Despite being an environmental disaster, the Gunns pulp mill was at least supposed to make lots of money for Tasmania. But it turns out it won't even do that.
With Gunns putting themselves under the financial spotlight by potentially misleading the Australian Stock Exchange, now is a good time to have another look at the economics of the proposed pulp mill.
As the global financial crisis begins to bite in what commentators are quaintly calling the "real" economy, any big project that promises to create jobs might, on the face of it, be a shoo-in. But it's not hard to see why the majority of Tasmanians oppose Gunns' pulp mill when it offers only illusory new jobs to Tasmanians while jeopardising our $3 billion tourism industry and our priceless environment.
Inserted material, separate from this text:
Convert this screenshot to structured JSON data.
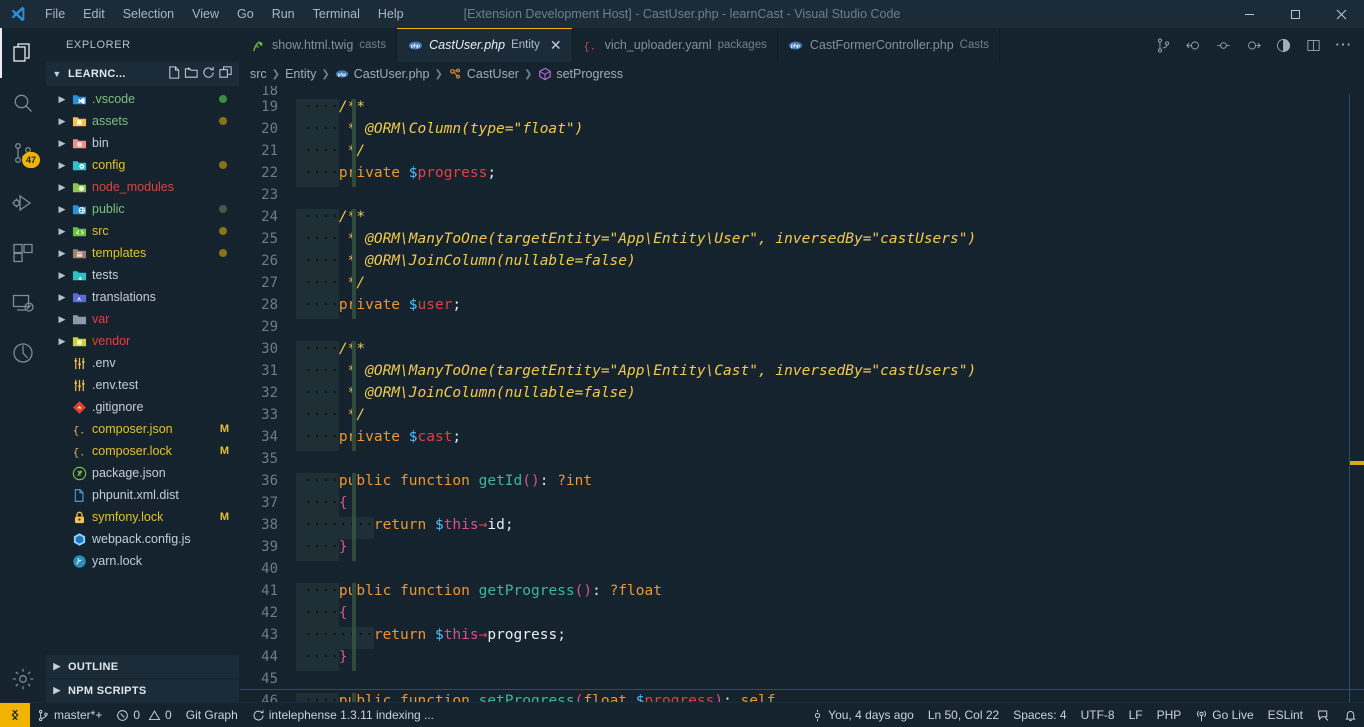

If anything, it is at difficult times like these that we most need to do proper cost-benefit analyses of any proposals. Instead of simply promoting the supposed benefits of a project, as Gunns is doing, we need to weigh those benefits against not only the direct costs we will incur by going ahead but also the lost opportunity costs — what else could we be doing that would be more beneficial to more people?
Read the full story at The New Matilda